(2) Work for others can mean working with a magical partner or with a relative newcomer in the Craft, helping him or her to find source materials, sharing techniques and so forth. As covens grow, it’s a good practice for intermediate witches to buddy-up with people just coming in, and it takes a lot of the burden off your overworked HPS. At the same time, I have profited greatly from partnerships with Craft sisters and brothers operating on a more or less equal level of familiarity. Partners can point out mistakes to each other and help to spur each other to more consistent efforts.
(3) When you have passed your first degree it is time to begin thinking about the state of the coven itself. Sian Airgeaid, for instance, is currently lamed by my own absence, due to the need to find work which took me to Sacramento. This places a high burden on the HPS and means that I can’t always attend ritual occasions. Initiates should be concerned about this and offer to help shoulder some of HPS’s organizational burdens.

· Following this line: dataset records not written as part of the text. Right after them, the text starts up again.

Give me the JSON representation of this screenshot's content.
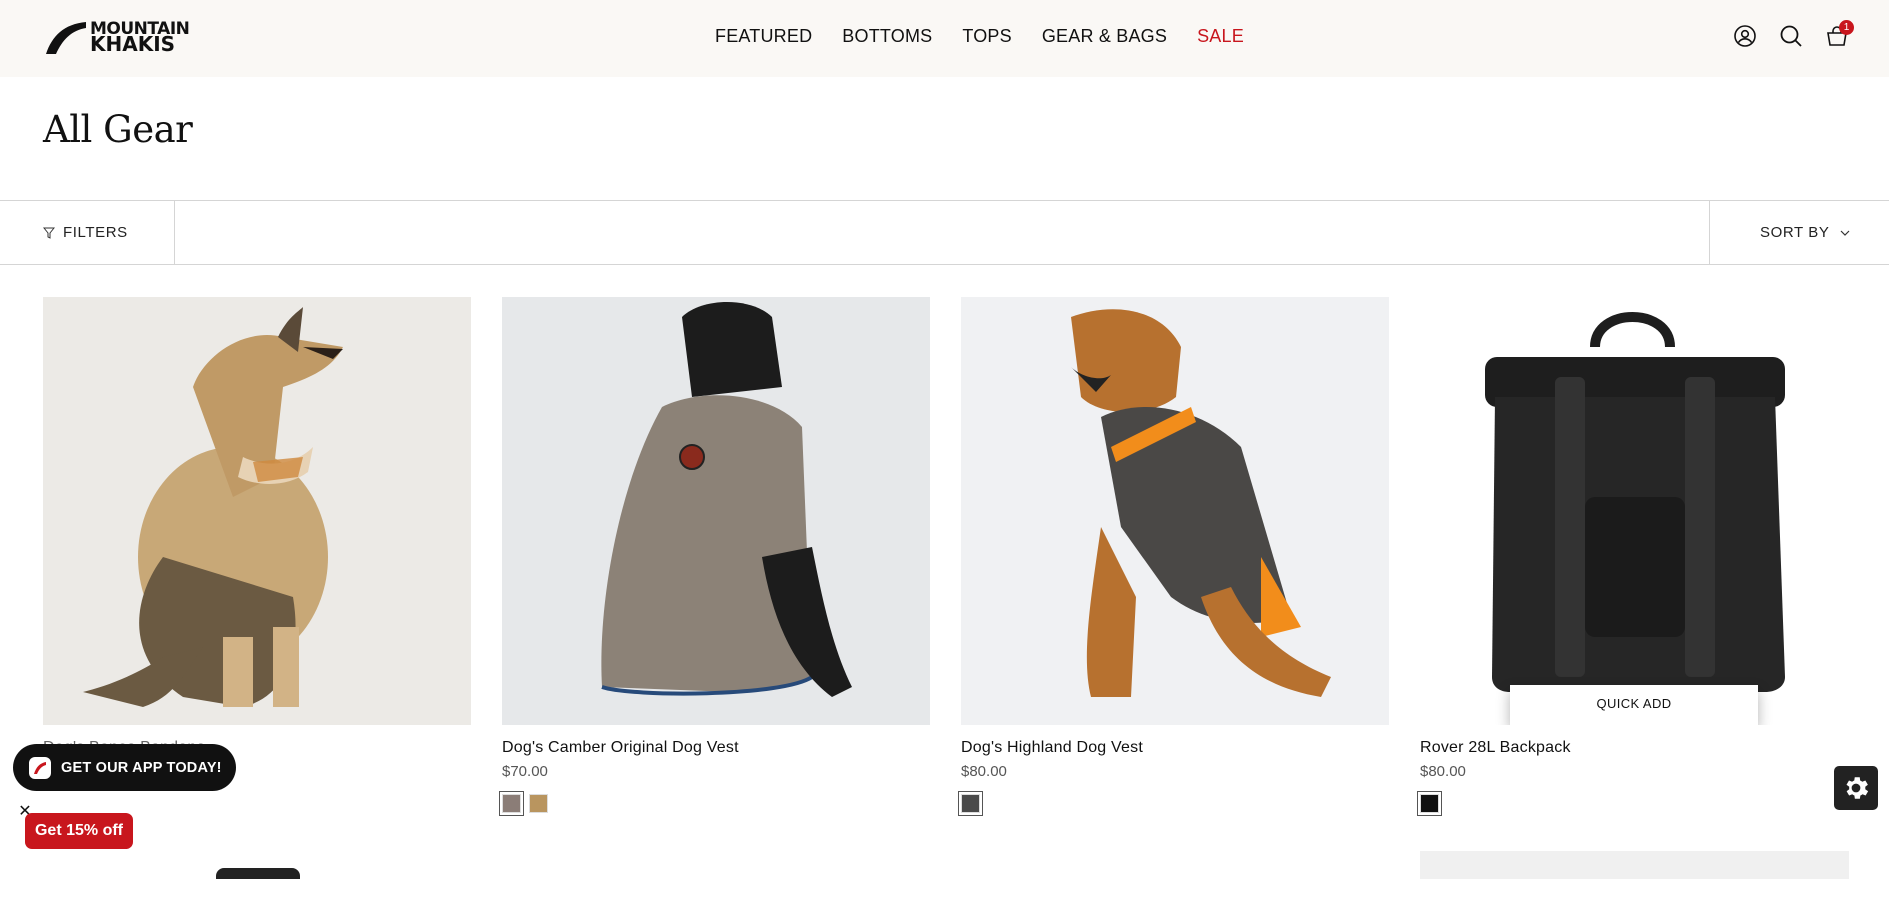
{
  "header": {
    "logo_line1": "MOUNTAIN",
    "logo_line2": "KHAKIS",
    "nav": [
      "FEATURED",
      "BOTTOMS",
      "TOPS",
      "GEAR & BAGS",
      "SALE"
    ],
    "cart_count": "1",
    "icons": [
      "account-icon",
      "search-icon",
      "cart-icon"
    ]
  },
  "page": {
    "title": "All Gear"
  },
  "toolbar": {
    "filters_label": "FILTERS",
    "sort_label": "SORT BY"
  },
  "products": [
    {
      "name": "Dog's Bones Bandana",
      "price": "",
      "swatches": [
        "#e9e6df",
        "#7a7a66",
        "#2a2e3f"
      ]
    },
    {
      "name": "Dog's Camber Original Dog Vest",
      "price": "$70.00",
      "swatches": [
        "#8b7d77",
        "#b9955f"
      ]
    },
    {
      "name": "Dog's Highland Dog Vest",
      "price": "$80.00",
      "swatches": [
        "#4a4a4a"
      ]
    },
    {
      "name": "Rover 28L Backpack",
      "price": "$80.00",
      "swatches": [
        "#111111"
      ],
      "quick_add": "QUICK ADD"
    }
  ],
  "app_banner": {
    "label": "GET OUR APP TODAY!"
  },
  "promo": {
    "label": "Get 15% off",
    "close": "✕"
  },
  "colors": {
    "sale": "#c8161d",
    "header_bg": "#faf8f5",
    "promo_bg": "#c8161d"
  }
}
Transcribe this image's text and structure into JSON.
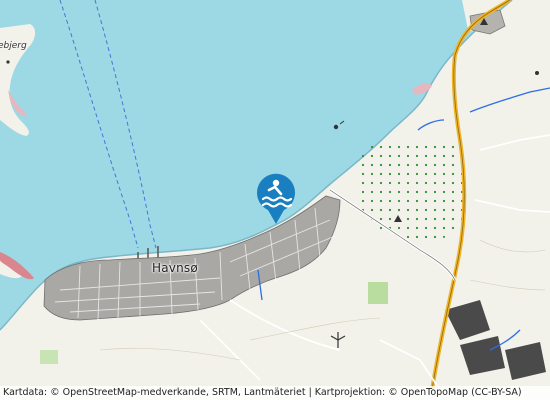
{
  "map": {
    "town_label": "Havnsø",
    "edge_label": "ebjerg",
    "marker": {
      "icon": "swimming-icon",
      "color": "#1a7fc1"
    },
    "colors": {
      "water": "#9dd8e5",
      "land": "#f2f1ea",
      "urban": "#8a8a8a",
      "forest": "#2f8f2f",
      "road": "#f0b428",
      "water_line": "#2b6ee6"
    }
  },
  "attribution": {
    "text": "Kartdata: © OpenStreetMap-medverkande, SRTM, Lantmäteriet | Kartprojektion: © OpenTopoMap (CC-BY-SA)"
  }
}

Work along this third line involves asking questions about where the coven is going, how much it should interact with other covens, how it can best attract and screen new members, how it can acquire more capacious facilities, and so forth.
(4) Work for the Craft as a whole is the proper concern of everyone, whether new or old in the Craft. One should never joke about one’s beliefs, especially to outsiders, but have respect for the Craft’s dignity. You must consider how ‘out’ you want to be. Are you wearing a pentacle (pentagram in a circle) on the outside to attract attention, for instance? If so, you may get more than you wanted, and much of it may be negative or at least uncomprehending. If you are an ‘out’ witch, how far are you prepared to go to answer the ignorant and bigoted about your religion? Don’t forget, also, that if you display the pentacle you become an example of the Craft, so you may have to think twice about flipping people off or otherwise losing your temper. On the positive side, work for the Craft can include getting on the internet and making contact with other witches and Pagans, developing liaisons with kindred spirits out there, as a way of building our much-needed Pagan community. Do consider getting access to the internet, as it is the best way to reach like-minded people while avoiding the sort of local visibility that can invite persecution. There are a lot of lonely solitaries out there waiting to hear from you !